▶ **Required action**
Every record must come back unchanged, apart from the pictures, which are dropped.

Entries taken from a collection
-.-.-
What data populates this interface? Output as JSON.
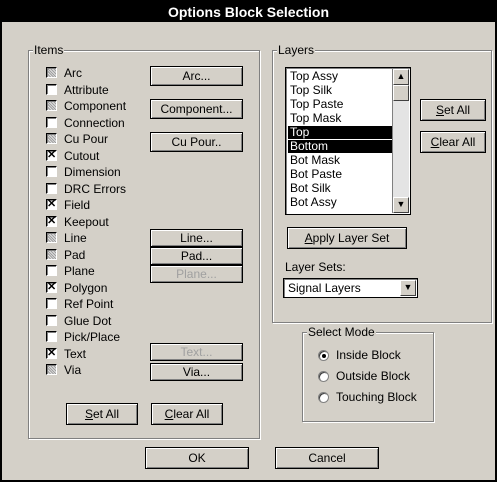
{
  "title": "Options Block Selection",
  "items_group": {
    "label": "Items",
    "checkboxes": [
      {
        "label": "Arc",
        "state": "indeterminate"
      },
      {
        "label": "Attribute",
        "state": "unchecked"
      },
      {
        "label": "Component",
        "state": "indeterminate"
      },
      {
        "label": "Connection",
        "state": "unchecked"
      },
      {
        "label": "Cu Pour",
        "state": "indeterminate"
      },
      {
        "label": "Cutout",
        "state": "checked"
      },
      {
        "label": "Dimension",
        "state": "unchecked"
      },
      {
        "label": "DRC Errors",
        "state": "unchecked"
      },
      {
        "label": "Field",
        "state": "checked"
      },
      {
        "label": "Keepout",
        "state": "checked"
      },
      {
        "label": "Line",
        "state": "indeterminate"
      },
      {
        "label": "Pad",
        "state": "indeterminate"
      },
      {
        "label": "Plane",
        "state": "unchecked"
      },
      {
        "label": "Polygon",
        "state": "checked"
      },
      {
        "label": "Ref Point",
        "state": "unchecked"
      },
      {
        "label": "Glue Dot",
        "state": "unchecked"
      },
      {
        "label": "Pick/Place",
        "state": "unchecked"
      },
      {
        "label": "Text",
        "state": "checked"
      },
      {
        "label": "Via",
        "state": "indeterminate"
      }
    ],
    "buttons": {
      "arc": "Arc...",
      "component": "Component...",
      "cu_pour": "Cu Pour..",
      "line": "Line...",
      "pad": "Pad...",
      "plane": "Plane...",
      "text": "Text...",
      "via": "Via..."
    },
    "set_all": "Set All",
    "clear_all": "Clear All"
  },
  "layers_group": {
    "label": "Layers",
    "items": [
      "Top Assy",
      "Top Silk",
      "Top Paste",
      "Top Mask",
      "Top",
      "Bottom",
      "Bot Mask",
      "Bot Paste",
      "Bot Silk",
      "Bot Assy"
    ],
    "selected": [
      "Top",
      "Bottom"
    ],
    "set_all": "Set All",
    "clear_all": "Clear All",
    "apply": "Apply Layer Set",
    "layer_sets_label": "Layer Sets:",
    "layer_set_value": "Signal Layers"
  },
  "select_mode": {
    "label": "Select Mode",
    "options": [
      "Inside Block",
      "Outside Block",
      "Touching Block"
    ],
    "selected": "Inside Block"
  },
  "ok": "OK",
  "cancel": "Cancel",
  "icons": {
    "check": "✕",
    "up_arrow": "▲",
    "down_arrow": "▼"
  }
}
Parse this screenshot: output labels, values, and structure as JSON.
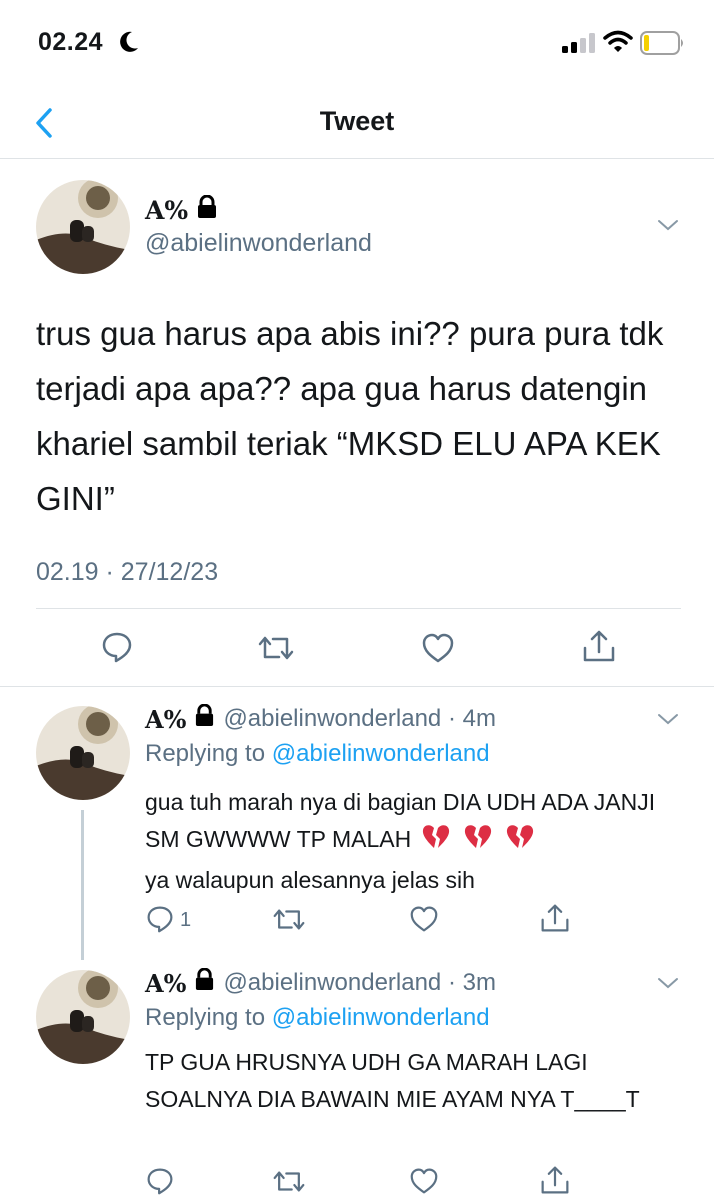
{
  "status": {
    "time": "02.24"
  },
  "nav": {
    "title": "Tweet"
  },
  "main_tweet": {
    "name": "A%",
    "handle": "@abielinwonderland",
    "text": "trus gua harus apa abis ini?? pura pura tdk terjadi apa apa?? apa gua harus datengin khariel sambil teriak “MKSD ELU APA KEK GINI”",
    "timestamp": "02.19 · 27/12/23"
  },
  "replies": [
    {
      "name": "A%",
      "meta": "@abielinwonderland · 4m",
      "replying_prefix": "Replying to",
      "replying_handle": "@abielinwonderland",
      "text_part1": "gua tuh marah nya di bagian DIA UDH ADA JANJI SM GWWWW TP MALAH",
      "text_part2": "ya walaupun alesannya jelas sih",
      "reply_count": "1"
    },
    {
      "name": "A%",
      "meta": "@abielinwonderland · 3m",
      "replying_prefix": "Replying to",
      "replying_handle": "@abielinwonderland",
      "text": "TP GUA HRUSNYA UDH GA MARAH LAGI SOALNYA DIA BAWAIN MIE AYAM NYA T____T"
    }
  ],
  "icons": [
    "moon-icon",
    "signal-icon",
    "wifi-icon",
    "battery-icon",
    "back-chevron-icon",
    "lock-icon",
    "chevron-down-icon",
    "reply-icon",
    "retweet-icon",
    "like-icon",
    "share-icon",
    "broken-heart-emoji"
  ],
  "colors": {
    "accent": "#1da1f2",
    "secondary_text": "#5b7083",
    "divider": "#dfe3e6"
  }
}
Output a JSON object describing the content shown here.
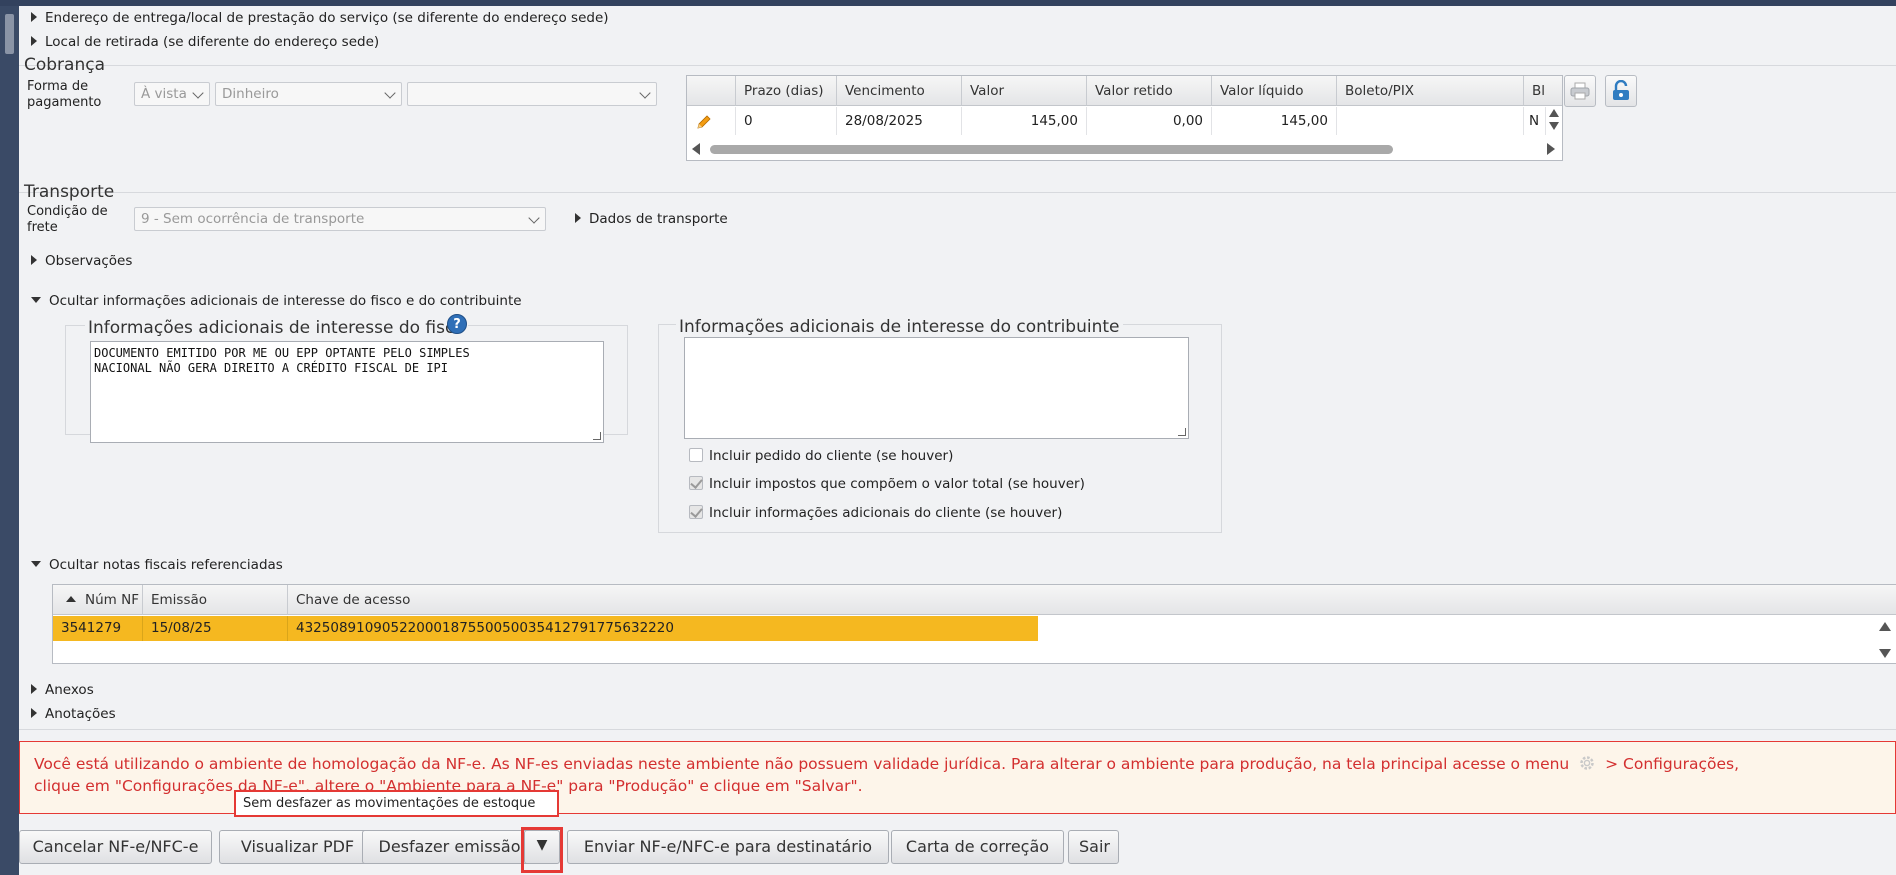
{
  "expanders": {
    "endereco_entrega": "Endereço de entrega/local de prestação do serviço (se diferente do endereço sede)",
    "local_retirada": "Local de retirada (se diferente do endereço sede)",
    "dados_transporte": "Dados de transporte",
    "observacoes": "Observações",
    "ocultar_info_adicionais": "Ocultar informações adicionais de interesse do fisco e do contribuinte",
    "ocultar_notas_ref": "Ocultar notas fiscais referenciadas",
    "anexos": "Anexos",
    "anotacoes": "Anotações"
  },
  "cobranca": {
    "title": "Cobrança",
    "forma_label": "Forma de pagamento",
    "condicao_value": "À vista",
    "meio_value": "Dinheiro",
    "extra_value": "",
    "columns": [
      "Prazo (dias)",
      "Vencimento",
      "Valor",
      "Valor retido",
      "Valor líquido",
      "Boleto/PIX",
      "Bl"
    ],
    "rows": [
      {
        "prazo": "0",
        "vencimento": "28/08/2025",
        "valor": "145,00",
        "valor_retido": "0,00",
        "valor_liquido": "145,00",
        "boleto": "",
        "bl": "N"
      }
    ]
  },
  "transporte": {
    "title": "Transporte",
    "condicao_label": "Condição de frete",
    "condicao_value": "9 - Sem ocorrência de transporte"
  },
  "info_fisco": {
    "title": "Informações adicionais de interesse do fisco",
    "text": "DOCUMENTO EMITIDO POR ME OU EPP OPTANTE PELO SIMPLES\nNACIONAL NÃO GERA DIREITO A CRÉDITO FISCAL DE IPI"
  },
  "info_contribuinte": {
    "title": "Informações adicionais de interesse do contribuinte",
    "text": "",
    "checkboxes": [
      {
        "label": "Incluir pedido do cliente (se houver)",
        "checked": false
      },
      {
        "label": "Incluir impostos que compõem o valor total (se houver)",
        "checked": true
      },
      {
        "label": "Incluir informações adicionais do cliente (se houver)",
        "checked": true
      }
    ]
  },
  "notas_ref": {
    "columns": [
      "Núm NF",
      "Emissão",
      "Chave de acesso"
    ],
    "rows": [
      {
        "num": "3541279",
        "emissao": "15/08/25",
        "chave": "43250891090522000187550050035412791775632220"
      }
    ]
  },
  "warning": {
    "text_part1": "Você está utilizando o ambiente de homologação da NF-e. As NF-es enviadas neste ambiente não possuem validade jurídica. Para alterar o ambiente para produção, na tela principal acesse o menu",
    "text_part2": "> Configurações,",
    "text_line2": "clique em \"Configurações da NF-e\", altere o \"Ambiente para a NF-e\" para \"Produção\" e clique em \"Salvar\"."
  },
  "popup": {
    "label": "Sem desfazer as movimentações de estoque"
  },
  "buttons": {
    "cancelar": "Cancelar NF-e/NFC-e",
    "visualizar": "Visualizar PDF",
    "desfazer": "Desfazer emissão",
    "enviar": "Enviar NF-e/NFC-e para destinatário",
    "carta": "Carta de correção",
    "sair": "Sair"
  },
  "colors": {
    "accent_row": "#f5b820",
    "warning_red": "#d32f2f",
    "highlight_border": "#e53935"
  }
}
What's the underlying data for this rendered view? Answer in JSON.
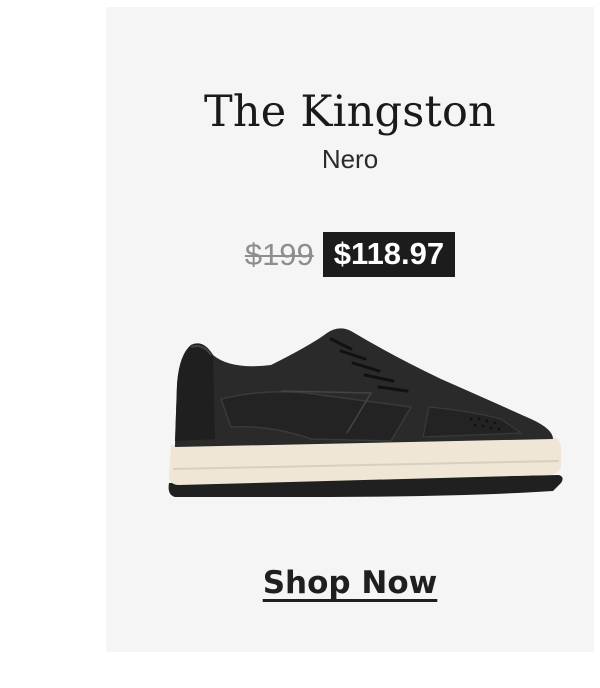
{
  "product": {
    "title": "The Kingston",
    "color_name": "Nero",
    "original_price": "$199",
    "sale_price": "$118.97"
  },
  "cta": {
    "label": "Shop Now"
  },
  "colors": {
    "card_background": "#f5f5f5",
    "price_badge_background": "#1c1c1c",
    "strikethrough_price": "#8e8e8e",
    "shoe_upper": "#2a2a2a",
    "shoe_midsole": "#efe6d6"
  },
  "icons": {
    "product_image": "black-leather-sneaker-image"
  }
}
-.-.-
▶ **Answer to the exercise**
What data populates this interface? Output as JSON.
{
  "title": "Options Block Selection",
  "items_group": {
    "label": "Items",
    "checkboxes": [
      {
        "label": "Arc",
        "state": "indeterminate"
      },
      {
        "label": "Attribute",
        "state": "unchecked"
      },
      {
        "label": "Component",
        "state": "indeterminate"
      },
      {
        "label": "Connection",
        "state": "unchecked"
      },
      {
        "label": "Cu Pour",
        "state": "indeterminate"
      },
      {
        "label": "Cutout",
        "state": "checked"
      },
      {
        "label": "Dimension",
        "state": "unchecked"
      },
      {
        "label": "DRC Errors",
        "state": "unchecked"
      },
      {
        "label": "Field",
        "state": "checked"
      },
      {
        "label": "Keepout",
        "state": "checked"
      },
      {
        "label": "Line",
        "state": "indeterminate"
      },
      {
        "label": "Pad",
        "state": "indeterminate"
      },
      {
        "label": "Plane",
        "state": "unchecked"
      },
      {
        "label": "Polygon",
        "state": "checked"
      },
      {
        "label": "Ref Point",
        "state": "unchecked"
      },
      {
        "label": "Glue Dot",
        "state": "unchecked"
      },
      {
        "label": "Pick/Place",
        "state": "unchecked"
      },
      {
        "label": "Text",
        "state": "checked"
      },
      {
        "label": "Via",
        "state": "indeterminate"
      }
    ],
    "buttons": {
      "arc": "Arc...",
      "component": "Component...",
      "cu_pour": "Cu Pour..",
      "line": "Line...",
      "pad": "Pad...",
      "plane": "Plane...",
      "text": "Text...",
      "via": "Via..."
    },
    "set_all": "Set All",
    "clear_all": "Clear All"
  },
  "layers_group": {
    "label": "Layers",
    "items": [
      "Top Assy",
      "Top Silk",
      "Top Paste",
      "Top Mask",
      "Top",
      "Bottom",
      "Bot Mask",
      "Bot Paste",
      "Bot Silk",
      "Bot Assy"
    ],
    "selected": [
      "Top",
      "Bottom"
    ],
    "set_all": "Set All",
    "clear_all": "Clear All",
    "apply": "Apply Layer Set",
    "layer_sets_label": "Layer Sets:",
    "layer_set_value": "Signal Layers"
  },
  "select_mode": {
    "label": "Select Mode",
    "options": [
      "Inside Block",
      "Outside Block",
      "Touching Block"
    ],
    "selected": "Inside Block"
  },
  "ok": "OK",
  "cancel": "Cancel",
  "icons": {
    "check": "✕",
    "up_arrow": "▲",
    "down_arrow": "▼"
  }
}
Parse this screenshot: output labels, values, and structure as JSON.
{
  "status": {
    "time": "02.24"
  },
  "nav": {
    "title": "Tweet"
  },
  "main_tweet": {
    "name": "A%",
    "handle": "@abielinwonderland",
    "text": "trus gua harus apa abis ini?? pura pura tdk terjadi apa apa?? apa gua harus datengin khariel sambil teriak “MKSD ELU APA KEK GINI”",
    "timestamp": "02.19 · 27/12/23"
  },
  "replies": [
    {
      "name": "A%",
      "meta": "@abielinwonderland · 4m",
      "replying_prefix": "Replying to",
      "replying_handle": "@abielinwonderland",
      "text_part1": "gua tuh marah nya di bagian DIA UDH ADA JANJI SM GWWWW TP MALAH",
      "text_part2": "ya walaupun alesannya jelas sih",
      "reply_count": "1"
    },
    {
      "name": "A%",
      "meta": "@abielinwonderland · 3m",
      "replying_prefix": "Replying to",
      "replying_handle": "@abielinwonderland",
      "text": "TP GUA HRUSNYA UDH GA MARAH LAGI SOALNYA DIA BAWAIN MIE AYAM NYA T____T"
    }
  ],
  "icons": [
    "moon-icon",
    "signal-icon",
    "wifi-icon",
    "battery-icon",
    "back-chevron-icon",
    "lock-icon",
    "chevron-down-icon",
    "reply-icon",
    "retweet-icon",
    "like-icon",
    "share-icon",
    "broken-heart-emoji"
  ],
  "colors": {
    "accent": "#1da1f2",
    "secondary_text": "#5b7083",
    "divider": "#dfe3e6"
  }
}
Output a JSON object describing the content shown here.
{
  "expanders": {
    "endereco_entrega": "Endereço de entrega/local de prestação do serviço (se diferente do endereço sede)",
    "local_retirada": "Local de retirada (se diferente do endereço sede)",
    "dados_transporte": "Dados de transporte",
    "observacoes": "Observações",
    "ocultar_info_adicionais": "Ocultar informações adicionais de interesse do fisco e do contribuinte",
    "ocultar_notas_ref": "Ocultar notas fiscais referenciadas",
    "anexos": "Anexos",
    "anotacoes": "Anotações"
  },
  "cobranca": {
    "title": "Cobrança",
    "forma_label": "Forma de pagamento",
    "condicao_value": "À vista",
    "meio_value": "Dinheiro",
    "extra_value": "",
    "columns": [
      "Prazo (dias)",
      "Vencimento",
      "Valor",
      "Valor retido",
      "Valor líquido",
      "Boleto/PIX",
      "Bl"
    ],
    "rows": [
      {
        "prazo": "0",
        "vencimento": "28/08/2025",
        "valor": "145,00",
        "valor_retido": "0,00",
        "valor_liquido": "145,00",
        "boleto": "",
        "bl": "N"
      }
    ]
  },
  "transporte": {
    "title": "Transporte",
    "condicao_label": "Condição de frete",
    "condicao_value": "9 - Sem ocorrência de transporte"
  },
  "info_fisco": {
    "title": "Informações adicionais de interesse do fisco",
    "text": "DOCUMENTO EMITIDO POR ME OU EPP OPTANTE PELO SIMPLES\nNACIONAL NÃO GERA DIREITO A CRÉDITO FISCAL DE IPI"
  },
  "info_contribuinte": {
    "title": "Informações adicionais de interesse do contribuinte",
    "text": "",
    "checkboxes": [
      {
        "label": "Incluir pedido do cliente (se houver)",
        "checked": false
      },
      {
        "label": "Incluir impostos que compõem o valor total (se houver)",
        "checked": true
      },
      {
        "label": "Incluir informações adicionais do cliente (se houver)",
        "checked": true
      }
    ]
  },
  "notas_ref": {
    "columns": [
      "Núm NF",
      "Emissão",
      "Chave de acesso"
    ],
    "rows": [
      {
        "num": "3541279",
        "emissao": "15/08/25",
        "chave": "43250891090522000187550050035412791775632220"
      }
    ]
  },
  "warning": {
    "text_part1": "Você está utilizando o ambiente de homologação da NF-e. As NF-es enviadas neste ambiente não possuem validade jurídica. Para alterar o ambiente para produção, na tela principal acesse o menu",
    "text_part2": "> Configurações,",
    "text_line2": "clique em \"Configurações da NF-e\", altere o \"Ambiente para a NF-e\" para \"Produção\" e clique em \"Salvar\"."
  },
  "popup": {
    "label": "Sem desfazer as movimentações de estoque"
  },
  "buttons": {
    "cancelar": "Cancelar NF-e/NFC-e",
    "visualizar": "Visualizar PDF",
    "desfazer": "Desfazer emissão",
    "enviar": "Enviar NF-e/NFC-e para destinatário",
    "carta": "Carta de correção",
    "sair": "Sair"
  },
  "colors": {
    "accent_row": "#f5b820",
    "warning_red": "#d32f2f",
    "highlight_border": "#e53935"
  }
}
What's the underlying data for this rendered view? Answer in JSON.
{
  "product": {
    "title": "The Kingston",
    "color_name": "Nero",
    "original_price": "$199",
    "sale_price": "$118.97"
  },
  "cta": {
    "label": "Shop Now"
  },
  "colors": {
    "card_background": "#f5f5f5",
    "price_badge_background": "#1c1c1c",
    "strikethrough_price": "#8e8e8e",
    "shoe_upper": "#2a2a2a",
    "shoe_midsole": "#efe6d6"
  },
  "icons": {
    "product_image": "black-leather-sneaker-image"
  }
}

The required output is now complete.